Website and app data records:
· · · · ·
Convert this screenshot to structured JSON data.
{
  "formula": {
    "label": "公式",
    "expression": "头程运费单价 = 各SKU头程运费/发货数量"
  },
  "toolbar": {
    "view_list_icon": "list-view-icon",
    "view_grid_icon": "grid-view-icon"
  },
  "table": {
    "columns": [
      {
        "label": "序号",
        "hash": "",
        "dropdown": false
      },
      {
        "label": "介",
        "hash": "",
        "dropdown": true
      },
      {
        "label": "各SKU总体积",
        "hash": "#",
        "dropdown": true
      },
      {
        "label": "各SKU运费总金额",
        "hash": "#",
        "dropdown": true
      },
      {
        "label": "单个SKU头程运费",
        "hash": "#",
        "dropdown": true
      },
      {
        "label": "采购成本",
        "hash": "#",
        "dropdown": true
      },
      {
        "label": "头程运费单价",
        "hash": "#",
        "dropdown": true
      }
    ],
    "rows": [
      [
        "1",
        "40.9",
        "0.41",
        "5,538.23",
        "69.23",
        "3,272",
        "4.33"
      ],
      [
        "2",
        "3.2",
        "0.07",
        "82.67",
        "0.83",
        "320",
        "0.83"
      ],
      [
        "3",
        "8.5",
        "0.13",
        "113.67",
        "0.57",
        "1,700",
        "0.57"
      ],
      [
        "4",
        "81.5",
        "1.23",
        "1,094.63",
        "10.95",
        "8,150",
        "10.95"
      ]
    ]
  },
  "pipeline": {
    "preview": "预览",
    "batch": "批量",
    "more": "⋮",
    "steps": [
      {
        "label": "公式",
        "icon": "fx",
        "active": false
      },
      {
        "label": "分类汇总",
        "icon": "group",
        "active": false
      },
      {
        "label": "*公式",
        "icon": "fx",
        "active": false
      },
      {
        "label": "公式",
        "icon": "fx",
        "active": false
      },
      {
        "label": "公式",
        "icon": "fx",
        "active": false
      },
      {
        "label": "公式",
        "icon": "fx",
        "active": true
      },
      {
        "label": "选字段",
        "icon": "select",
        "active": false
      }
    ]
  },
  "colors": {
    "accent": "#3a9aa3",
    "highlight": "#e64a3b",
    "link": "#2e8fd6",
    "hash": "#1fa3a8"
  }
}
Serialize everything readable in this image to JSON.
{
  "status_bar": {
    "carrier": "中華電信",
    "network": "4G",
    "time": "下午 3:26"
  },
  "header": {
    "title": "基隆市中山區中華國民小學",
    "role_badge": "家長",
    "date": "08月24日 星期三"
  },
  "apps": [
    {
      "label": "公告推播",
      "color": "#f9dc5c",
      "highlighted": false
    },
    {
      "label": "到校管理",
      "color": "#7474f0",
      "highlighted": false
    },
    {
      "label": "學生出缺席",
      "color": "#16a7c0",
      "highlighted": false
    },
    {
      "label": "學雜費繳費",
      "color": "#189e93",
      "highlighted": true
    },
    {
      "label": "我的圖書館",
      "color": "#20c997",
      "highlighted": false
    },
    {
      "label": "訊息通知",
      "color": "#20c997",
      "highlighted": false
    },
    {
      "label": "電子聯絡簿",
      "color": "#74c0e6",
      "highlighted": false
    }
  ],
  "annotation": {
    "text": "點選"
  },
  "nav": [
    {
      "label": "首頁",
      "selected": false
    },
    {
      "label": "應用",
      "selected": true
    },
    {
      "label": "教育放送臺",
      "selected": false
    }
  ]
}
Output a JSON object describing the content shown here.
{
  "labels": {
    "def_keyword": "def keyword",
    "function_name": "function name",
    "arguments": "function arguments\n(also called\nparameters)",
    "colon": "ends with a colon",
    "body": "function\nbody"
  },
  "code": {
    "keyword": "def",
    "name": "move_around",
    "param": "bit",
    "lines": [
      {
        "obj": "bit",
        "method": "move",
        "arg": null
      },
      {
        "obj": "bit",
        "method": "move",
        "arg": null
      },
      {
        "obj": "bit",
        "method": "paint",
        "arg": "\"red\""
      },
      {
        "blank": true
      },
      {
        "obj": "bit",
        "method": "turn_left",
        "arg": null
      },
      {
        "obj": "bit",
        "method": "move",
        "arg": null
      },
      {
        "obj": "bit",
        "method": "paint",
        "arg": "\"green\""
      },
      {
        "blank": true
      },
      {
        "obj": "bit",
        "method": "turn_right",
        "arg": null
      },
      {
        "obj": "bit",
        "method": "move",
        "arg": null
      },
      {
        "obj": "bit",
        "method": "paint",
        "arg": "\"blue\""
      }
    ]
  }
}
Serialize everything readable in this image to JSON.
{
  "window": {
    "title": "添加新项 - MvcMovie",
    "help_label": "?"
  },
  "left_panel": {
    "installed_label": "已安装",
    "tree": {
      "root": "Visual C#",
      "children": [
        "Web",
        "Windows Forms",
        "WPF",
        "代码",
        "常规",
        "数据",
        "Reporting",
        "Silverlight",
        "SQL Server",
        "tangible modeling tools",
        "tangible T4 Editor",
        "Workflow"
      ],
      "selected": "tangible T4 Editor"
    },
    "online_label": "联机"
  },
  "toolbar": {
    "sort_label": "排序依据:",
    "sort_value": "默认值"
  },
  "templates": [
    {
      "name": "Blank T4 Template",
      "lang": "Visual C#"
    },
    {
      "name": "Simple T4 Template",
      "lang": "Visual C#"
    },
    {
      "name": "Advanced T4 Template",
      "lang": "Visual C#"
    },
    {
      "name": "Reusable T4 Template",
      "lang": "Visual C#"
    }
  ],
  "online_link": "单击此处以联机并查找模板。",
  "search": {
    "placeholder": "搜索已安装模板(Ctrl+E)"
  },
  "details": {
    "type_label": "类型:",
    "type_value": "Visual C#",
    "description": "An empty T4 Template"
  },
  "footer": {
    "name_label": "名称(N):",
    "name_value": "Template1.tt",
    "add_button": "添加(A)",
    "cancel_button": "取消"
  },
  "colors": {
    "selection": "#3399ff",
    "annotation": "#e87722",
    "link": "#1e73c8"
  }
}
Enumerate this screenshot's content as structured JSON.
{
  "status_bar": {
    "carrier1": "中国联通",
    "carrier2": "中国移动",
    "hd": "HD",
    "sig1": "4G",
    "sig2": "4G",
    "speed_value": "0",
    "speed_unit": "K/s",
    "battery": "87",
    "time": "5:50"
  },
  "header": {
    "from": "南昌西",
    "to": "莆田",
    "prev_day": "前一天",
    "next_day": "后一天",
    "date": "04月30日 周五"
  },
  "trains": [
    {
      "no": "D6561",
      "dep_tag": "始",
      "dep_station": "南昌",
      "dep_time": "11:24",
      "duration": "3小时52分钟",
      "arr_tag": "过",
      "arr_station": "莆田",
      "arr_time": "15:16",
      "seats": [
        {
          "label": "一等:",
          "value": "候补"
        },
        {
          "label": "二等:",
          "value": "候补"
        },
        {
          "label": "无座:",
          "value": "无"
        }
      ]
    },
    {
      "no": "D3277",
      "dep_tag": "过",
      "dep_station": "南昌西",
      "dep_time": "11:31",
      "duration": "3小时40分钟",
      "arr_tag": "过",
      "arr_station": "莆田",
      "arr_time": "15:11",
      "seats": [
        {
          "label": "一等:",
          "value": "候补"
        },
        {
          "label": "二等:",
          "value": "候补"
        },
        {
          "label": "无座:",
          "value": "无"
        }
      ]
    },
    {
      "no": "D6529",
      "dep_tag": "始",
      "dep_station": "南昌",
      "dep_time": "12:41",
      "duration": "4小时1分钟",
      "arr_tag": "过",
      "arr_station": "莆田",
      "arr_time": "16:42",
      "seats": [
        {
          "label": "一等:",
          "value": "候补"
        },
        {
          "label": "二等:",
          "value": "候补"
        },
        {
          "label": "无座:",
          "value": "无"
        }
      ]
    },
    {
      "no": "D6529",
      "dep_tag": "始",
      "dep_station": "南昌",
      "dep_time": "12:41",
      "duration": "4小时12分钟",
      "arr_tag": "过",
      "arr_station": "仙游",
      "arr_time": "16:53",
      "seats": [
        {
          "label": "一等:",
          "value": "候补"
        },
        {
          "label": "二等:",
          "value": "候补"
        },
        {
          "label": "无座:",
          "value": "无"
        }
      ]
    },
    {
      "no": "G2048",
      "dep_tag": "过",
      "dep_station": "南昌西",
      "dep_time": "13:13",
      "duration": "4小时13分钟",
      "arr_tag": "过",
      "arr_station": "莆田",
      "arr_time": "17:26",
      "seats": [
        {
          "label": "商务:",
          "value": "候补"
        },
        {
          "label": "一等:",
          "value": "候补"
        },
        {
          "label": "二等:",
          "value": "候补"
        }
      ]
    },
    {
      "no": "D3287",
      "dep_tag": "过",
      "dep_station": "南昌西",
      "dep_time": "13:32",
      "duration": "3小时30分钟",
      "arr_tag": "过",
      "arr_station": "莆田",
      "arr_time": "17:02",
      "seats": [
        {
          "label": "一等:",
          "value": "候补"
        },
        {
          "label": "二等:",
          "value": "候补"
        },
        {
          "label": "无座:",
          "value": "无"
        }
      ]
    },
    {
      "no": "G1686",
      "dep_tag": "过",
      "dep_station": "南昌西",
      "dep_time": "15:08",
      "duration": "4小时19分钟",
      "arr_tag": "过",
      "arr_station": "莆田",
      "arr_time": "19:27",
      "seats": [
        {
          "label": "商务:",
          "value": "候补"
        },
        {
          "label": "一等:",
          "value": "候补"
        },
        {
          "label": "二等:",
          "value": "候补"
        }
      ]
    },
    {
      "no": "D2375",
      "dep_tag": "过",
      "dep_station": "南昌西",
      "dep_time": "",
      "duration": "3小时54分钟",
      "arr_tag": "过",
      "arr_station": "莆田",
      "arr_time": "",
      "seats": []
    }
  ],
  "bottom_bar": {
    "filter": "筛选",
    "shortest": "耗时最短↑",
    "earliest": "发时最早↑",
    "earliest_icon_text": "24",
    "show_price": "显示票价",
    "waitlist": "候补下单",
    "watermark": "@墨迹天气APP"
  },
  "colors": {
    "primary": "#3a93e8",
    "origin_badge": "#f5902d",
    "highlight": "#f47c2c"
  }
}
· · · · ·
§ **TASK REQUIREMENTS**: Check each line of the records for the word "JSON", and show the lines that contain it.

§ **RESULT**:
Convert this screenshot to structured JSON data.
Serialize everything readable in this image to JSON.
Output a JSON object describing the content shown here.
Serialize everything readable in this image to JSON.
Enumerate this screenshot's content as structured JSON.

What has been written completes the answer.